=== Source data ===
----
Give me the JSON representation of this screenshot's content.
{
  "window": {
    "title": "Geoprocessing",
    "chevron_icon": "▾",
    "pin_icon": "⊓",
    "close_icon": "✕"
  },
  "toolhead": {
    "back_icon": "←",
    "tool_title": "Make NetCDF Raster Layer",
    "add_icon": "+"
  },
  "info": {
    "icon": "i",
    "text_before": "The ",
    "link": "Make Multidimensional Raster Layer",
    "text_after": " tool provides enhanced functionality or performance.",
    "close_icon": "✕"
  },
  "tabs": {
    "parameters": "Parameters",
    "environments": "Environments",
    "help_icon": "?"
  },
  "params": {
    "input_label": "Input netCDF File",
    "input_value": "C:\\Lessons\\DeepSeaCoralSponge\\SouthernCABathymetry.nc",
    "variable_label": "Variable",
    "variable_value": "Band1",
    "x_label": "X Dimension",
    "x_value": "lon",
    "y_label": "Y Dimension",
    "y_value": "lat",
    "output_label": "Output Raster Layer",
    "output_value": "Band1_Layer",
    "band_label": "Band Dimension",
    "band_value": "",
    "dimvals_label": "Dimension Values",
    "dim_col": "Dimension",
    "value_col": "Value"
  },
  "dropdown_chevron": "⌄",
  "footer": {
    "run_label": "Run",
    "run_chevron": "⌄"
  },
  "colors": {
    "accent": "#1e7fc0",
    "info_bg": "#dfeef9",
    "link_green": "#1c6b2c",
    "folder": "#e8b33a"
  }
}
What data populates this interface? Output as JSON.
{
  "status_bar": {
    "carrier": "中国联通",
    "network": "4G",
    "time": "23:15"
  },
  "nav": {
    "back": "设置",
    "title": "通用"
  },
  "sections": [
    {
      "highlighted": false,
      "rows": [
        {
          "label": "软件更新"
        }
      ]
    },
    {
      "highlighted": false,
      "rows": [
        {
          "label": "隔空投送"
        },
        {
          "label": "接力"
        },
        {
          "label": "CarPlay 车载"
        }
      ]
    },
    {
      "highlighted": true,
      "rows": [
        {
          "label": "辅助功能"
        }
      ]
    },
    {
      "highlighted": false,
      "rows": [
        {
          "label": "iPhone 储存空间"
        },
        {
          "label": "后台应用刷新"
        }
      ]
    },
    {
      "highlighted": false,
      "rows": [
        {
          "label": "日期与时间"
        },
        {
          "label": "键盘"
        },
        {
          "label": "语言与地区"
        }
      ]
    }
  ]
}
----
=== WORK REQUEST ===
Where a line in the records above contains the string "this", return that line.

=== RESPONSE AREA ===
Give me the JSON representation of this screenshot's content.
What data populates this interface? Output as JSON.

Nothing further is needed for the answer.